#### Dataset extract ####

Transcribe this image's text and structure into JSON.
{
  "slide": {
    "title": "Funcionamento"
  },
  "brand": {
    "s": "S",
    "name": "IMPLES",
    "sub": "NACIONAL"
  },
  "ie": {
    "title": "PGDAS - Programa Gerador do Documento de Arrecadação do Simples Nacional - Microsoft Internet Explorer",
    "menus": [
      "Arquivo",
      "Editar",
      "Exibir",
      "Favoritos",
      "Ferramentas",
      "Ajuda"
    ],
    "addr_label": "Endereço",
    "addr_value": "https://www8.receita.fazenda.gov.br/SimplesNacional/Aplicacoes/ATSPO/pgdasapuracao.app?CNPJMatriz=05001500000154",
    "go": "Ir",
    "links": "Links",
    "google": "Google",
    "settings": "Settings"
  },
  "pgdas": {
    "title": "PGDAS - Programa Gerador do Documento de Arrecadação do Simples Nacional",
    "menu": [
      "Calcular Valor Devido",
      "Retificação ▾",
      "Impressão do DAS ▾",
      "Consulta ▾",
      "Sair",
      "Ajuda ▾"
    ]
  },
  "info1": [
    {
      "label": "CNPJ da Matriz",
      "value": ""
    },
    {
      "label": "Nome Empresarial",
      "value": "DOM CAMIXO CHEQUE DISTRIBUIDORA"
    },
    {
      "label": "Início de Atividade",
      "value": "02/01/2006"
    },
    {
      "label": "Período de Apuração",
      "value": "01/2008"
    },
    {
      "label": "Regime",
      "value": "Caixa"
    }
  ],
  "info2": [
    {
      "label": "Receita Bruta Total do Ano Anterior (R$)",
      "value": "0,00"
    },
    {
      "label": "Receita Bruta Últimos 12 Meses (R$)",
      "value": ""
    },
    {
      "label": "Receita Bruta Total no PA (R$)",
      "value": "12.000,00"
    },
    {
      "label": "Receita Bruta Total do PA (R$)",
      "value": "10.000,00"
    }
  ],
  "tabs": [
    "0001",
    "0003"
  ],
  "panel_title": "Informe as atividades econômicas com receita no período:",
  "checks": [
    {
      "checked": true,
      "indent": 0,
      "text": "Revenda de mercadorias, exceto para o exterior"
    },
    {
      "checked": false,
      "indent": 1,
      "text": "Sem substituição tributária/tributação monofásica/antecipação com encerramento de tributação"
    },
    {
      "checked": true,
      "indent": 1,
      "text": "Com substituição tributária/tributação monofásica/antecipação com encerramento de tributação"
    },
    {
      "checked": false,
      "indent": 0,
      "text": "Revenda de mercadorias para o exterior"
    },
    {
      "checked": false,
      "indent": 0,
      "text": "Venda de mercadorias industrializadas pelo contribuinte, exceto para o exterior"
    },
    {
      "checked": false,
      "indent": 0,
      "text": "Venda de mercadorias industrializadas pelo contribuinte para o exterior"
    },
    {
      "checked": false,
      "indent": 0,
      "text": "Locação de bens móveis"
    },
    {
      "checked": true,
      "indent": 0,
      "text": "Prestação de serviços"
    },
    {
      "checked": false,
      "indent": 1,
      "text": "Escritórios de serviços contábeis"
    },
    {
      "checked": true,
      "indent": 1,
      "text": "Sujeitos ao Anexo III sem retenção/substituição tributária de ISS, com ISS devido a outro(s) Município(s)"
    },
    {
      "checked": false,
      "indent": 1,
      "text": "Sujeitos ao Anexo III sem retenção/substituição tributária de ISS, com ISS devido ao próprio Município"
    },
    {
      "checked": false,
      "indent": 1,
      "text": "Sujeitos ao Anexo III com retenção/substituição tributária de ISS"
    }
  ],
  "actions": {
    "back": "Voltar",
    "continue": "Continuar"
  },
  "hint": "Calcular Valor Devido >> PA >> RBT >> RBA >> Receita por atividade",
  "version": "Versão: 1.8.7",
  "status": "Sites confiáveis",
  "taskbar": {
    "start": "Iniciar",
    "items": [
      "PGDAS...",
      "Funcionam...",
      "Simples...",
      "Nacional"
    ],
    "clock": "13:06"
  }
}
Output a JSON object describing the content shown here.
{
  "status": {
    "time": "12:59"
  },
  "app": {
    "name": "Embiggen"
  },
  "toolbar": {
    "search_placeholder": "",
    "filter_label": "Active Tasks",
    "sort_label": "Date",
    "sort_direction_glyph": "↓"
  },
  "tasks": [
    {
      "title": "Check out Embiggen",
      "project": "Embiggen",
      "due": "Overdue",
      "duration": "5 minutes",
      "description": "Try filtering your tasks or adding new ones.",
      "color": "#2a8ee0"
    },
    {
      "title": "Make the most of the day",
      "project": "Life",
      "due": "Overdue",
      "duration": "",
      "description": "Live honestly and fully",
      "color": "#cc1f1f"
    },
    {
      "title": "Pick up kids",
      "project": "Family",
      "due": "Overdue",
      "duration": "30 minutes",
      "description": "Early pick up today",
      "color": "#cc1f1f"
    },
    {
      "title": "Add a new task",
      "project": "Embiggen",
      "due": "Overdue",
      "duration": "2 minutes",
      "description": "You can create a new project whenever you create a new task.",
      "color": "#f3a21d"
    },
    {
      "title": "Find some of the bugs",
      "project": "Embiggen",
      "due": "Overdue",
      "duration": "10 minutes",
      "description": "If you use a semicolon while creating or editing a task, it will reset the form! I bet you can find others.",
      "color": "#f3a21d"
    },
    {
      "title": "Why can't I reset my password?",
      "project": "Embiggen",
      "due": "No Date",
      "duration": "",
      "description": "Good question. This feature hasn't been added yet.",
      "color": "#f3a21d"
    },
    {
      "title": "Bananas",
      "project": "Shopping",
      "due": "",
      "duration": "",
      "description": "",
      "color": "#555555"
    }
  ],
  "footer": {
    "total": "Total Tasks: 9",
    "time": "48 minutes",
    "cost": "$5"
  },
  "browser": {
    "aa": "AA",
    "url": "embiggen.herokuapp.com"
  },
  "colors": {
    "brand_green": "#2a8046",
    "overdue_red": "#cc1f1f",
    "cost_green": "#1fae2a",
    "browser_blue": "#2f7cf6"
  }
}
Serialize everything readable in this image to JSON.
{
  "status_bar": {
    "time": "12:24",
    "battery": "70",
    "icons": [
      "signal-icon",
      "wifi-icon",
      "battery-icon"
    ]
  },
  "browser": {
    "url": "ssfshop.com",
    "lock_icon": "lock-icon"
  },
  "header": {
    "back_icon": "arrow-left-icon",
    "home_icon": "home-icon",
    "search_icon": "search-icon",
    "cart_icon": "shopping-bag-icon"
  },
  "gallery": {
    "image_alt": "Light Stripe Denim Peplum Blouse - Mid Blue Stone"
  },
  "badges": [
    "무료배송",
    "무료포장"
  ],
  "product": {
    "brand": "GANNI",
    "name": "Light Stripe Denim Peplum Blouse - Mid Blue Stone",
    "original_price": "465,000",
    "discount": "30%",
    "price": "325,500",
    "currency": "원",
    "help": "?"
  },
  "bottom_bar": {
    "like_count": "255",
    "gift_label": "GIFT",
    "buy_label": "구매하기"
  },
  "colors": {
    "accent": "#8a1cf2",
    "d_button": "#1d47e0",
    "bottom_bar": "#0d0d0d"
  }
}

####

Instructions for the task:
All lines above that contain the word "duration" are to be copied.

Task answer:
      "duration": "5 minutes",
      "duration": "",
      "duration": "30 minutes",
      "duration": "2 minutes",
      "duration": "10 minutes",
      "duration": "",
      "duration": "",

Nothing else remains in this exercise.